      A worthy individual for a world that could potentially evolve beyond the need for this worthless currency system. As brutal as it may sound, the only way to truly fix the mess that’s been made by mankind and its pursuit of wealth and power would be to identify individuals not receptive to the idea of a world without money where everyone is equal, and simply kill them. Think of it as disease control. The people who value money are a disease, a cancer if you will, on the growth of the species as a whole. Until they are exterminated we will only continue to fester and become more infected as a whole until we eventually destroy ourselves. All for money? Not I, good sir.

      • We don’t have to do anything, Freude. The system corrects eventually. One article I read quoted a Guinean man as saying about Ebola, “of course the disease will spread, because it travels on the back of money and we are all moving around looking for money.” Our imperative to make money and grow the economy conflicts directly with the necessary tools to quell a pandemic. There may come a time when going to work becomes deadly.

        http://africasacountry.com/ebola-in-new-york-and-manhattan-bugs-out/

  • Freude

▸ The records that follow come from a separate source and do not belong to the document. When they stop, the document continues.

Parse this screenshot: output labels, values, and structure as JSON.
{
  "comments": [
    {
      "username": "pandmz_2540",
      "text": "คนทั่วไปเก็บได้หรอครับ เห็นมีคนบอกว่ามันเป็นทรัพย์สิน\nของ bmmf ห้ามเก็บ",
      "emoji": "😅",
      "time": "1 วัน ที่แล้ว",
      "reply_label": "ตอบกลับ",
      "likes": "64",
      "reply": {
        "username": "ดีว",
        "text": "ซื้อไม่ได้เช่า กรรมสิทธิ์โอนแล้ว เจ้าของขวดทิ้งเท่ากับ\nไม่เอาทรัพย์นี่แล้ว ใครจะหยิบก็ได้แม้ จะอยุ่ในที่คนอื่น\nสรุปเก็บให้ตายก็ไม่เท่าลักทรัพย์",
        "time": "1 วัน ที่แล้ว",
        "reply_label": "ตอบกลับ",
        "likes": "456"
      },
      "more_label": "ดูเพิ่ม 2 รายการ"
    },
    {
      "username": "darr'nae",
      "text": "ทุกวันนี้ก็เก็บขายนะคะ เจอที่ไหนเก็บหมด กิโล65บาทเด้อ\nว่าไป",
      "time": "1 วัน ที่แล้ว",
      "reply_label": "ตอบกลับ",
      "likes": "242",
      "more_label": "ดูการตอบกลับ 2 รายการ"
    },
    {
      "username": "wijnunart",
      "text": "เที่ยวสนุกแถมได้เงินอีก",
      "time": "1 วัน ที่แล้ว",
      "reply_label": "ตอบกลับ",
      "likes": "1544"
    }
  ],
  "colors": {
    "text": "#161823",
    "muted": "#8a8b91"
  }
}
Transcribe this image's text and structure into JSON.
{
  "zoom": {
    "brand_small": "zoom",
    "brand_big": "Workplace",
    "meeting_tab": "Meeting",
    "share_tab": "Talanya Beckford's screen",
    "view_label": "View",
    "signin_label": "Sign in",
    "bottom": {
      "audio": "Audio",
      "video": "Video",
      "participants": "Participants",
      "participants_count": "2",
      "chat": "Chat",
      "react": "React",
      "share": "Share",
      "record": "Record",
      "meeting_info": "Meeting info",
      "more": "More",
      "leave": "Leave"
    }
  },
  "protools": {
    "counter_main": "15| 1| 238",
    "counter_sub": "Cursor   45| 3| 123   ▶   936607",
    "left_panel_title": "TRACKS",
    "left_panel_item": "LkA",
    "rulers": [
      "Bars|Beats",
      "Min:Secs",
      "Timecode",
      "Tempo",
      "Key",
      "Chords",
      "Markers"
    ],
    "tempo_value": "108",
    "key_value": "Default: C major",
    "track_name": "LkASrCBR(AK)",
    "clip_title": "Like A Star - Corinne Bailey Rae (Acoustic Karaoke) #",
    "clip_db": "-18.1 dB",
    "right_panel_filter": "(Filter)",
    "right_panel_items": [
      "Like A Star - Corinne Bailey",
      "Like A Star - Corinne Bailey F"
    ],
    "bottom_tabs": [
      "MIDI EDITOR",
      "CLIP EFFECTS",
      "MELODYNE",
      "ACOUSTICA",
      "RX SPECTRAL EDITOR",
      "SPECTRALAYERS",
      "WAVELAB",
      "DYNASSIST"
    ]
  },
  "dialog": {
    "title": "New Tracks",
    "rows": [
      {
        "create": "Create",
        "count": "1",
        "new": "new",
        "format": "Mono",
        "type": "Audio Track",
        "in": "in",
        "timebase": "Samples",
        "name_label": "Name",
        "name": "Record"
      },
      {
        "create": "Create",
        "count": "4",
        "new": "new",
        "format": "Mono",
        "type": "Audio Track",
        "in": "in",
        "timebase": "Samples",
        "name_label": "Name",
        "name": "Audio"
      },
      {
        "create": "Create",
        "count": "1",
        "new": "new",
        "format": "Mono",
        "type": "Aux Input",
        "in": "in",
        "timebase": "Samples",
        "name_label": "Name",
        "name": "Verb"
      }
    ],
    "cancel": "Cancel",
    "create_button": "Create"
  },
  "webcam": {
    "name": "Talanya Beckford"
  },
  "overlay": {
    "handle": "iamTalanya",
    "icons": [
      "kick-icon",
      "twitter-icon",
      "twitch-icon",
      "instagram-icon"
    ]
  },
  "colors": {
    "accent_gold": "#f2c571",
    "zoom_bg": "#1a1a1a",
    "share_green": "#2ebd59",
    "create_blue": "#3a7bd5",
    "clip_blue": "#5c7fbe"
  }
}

    When will people wake up and realize that money is absolutely
    worthless.. Every aspect of it. Why waste your entire lives working to
    earn something that is completely worthless? Do you feel that your
    time is worthless is well? And therefore your life itself is
    worthless? IF everyone would wake up and simply stop working, and I
    mean EVERYONE, corporations and any financially based institution
    (including our useless government) would crumble and we could finally
    become the supposed “Land of the Free”.